    2002-07-01

    Effects of oxygen-derived free radicals are suggested to be a potential pathogenic factor for endothelial dysfunction. In this study we sought to evaluate the effect of hydroxyl radicals on the human coronary vascular bed in type I diabetes mellitus using positron emission tomography (PET). Thirteen patients with type 1 diabetes underwent PET using nitrogen-13 ammonia at rest and during sympathetic stimulation with the cold pressor test (CPT). The rest-stress study protocol was repeated twice (on different days) using pre-stress infusion of either saline as placebo or deferoxamine, an iron chelator which inhibits generation of hydroxyl radicals. At rest, global MBF was higher in diabetics than in normal controls (78.1{+-}17.5 vs 63.2{+-}14.9 mg 100 g{sup -1} min{sup -1}, P<0.05) and myocardial vascular resistance (MVR) showed a trend towards lower values (patients, 1.28{+-}0.35; controls, 1.55{+-}0.32, P=NS). CPT increased MBF in all controls while 7/13 diabetics responded normally. CPT decreased MVR in 10/13 controls but in only 4/13 diabetics. There was no significant difference in the duration of diabetes, HbA1c, daily insulin dose, body mass index, or lipid profiles between patients with and patients without abnormal MBF or MVR responses. Pre-stress infusion of deferoxamine normalized MBF response in all six patients, and MVR response in six of the nine patients. Another group consisting of seven patients underwent a rest-rest protocol after infusion of deferoxamine and saline to investigate the effect of deferoxamine on resting MBF. Deferoxamine did not change the resting MBF (deferoxamine, 81{+-}17 ml 100 g{sup -1} min{sup -1}; saline, 75{+-}19 ml 100 g{sup -1} min{sup -1}, P=NS) or MVR (deferoxamine, 1.0{+-}0.5 mmHg ml{sup -1} 100 g{sup -1} min{sup -1}; saline, 1.2{+-}0.6 mmHg ml{sup -1} 100 g{sup -1} min{sup -1}, P=NS). In conclusion, inhibition of hydroxyl radical formation using deferoxamine significantly improved the responses of coronary
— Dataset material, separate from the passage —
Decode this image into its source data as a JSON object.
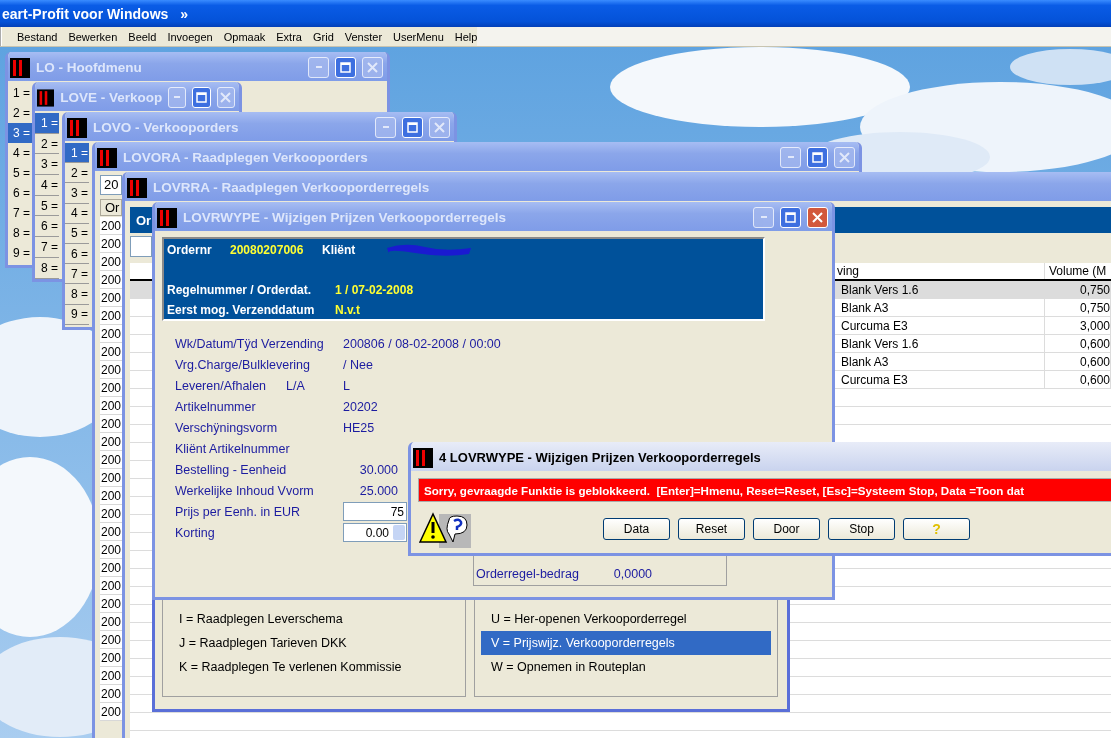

  1. Abnormal subcortical nuclei shapes in patients with type 2 diabetes mellitus.

    Science.gov (United States)

    Chen, Ji; Zhang, Junxiang; Liu, Xuebing; Wang, Xiaoyang; Xu, Xiangjin; Li, Hui; Cao, Bo; Yang, Yanqiu; Lu, Jingjing; Chen, Ziqian

    2017-10-01

    Type 2 diabetes mellitus (T2DM) increases the risk of brain atrophy and dementia. We aimed to elucidate deep grey matter (GM) structural abnormalities and their relationships with T2DM cognitive deficits by combining region of interest (ROI)-based volumetry, voxel-based morphometry (VBM) and shape analysis. We recruited 23 T2DM patients and 24 age-matched healthy controls to undergo T1-weighted structural MRI scanning. Images were analysed using the three aforementioned methods to obtain deep GM structural shapes and volumes. Biochemical and cognitive assessments were made and were correlated with the resulting metrics. Shape analysis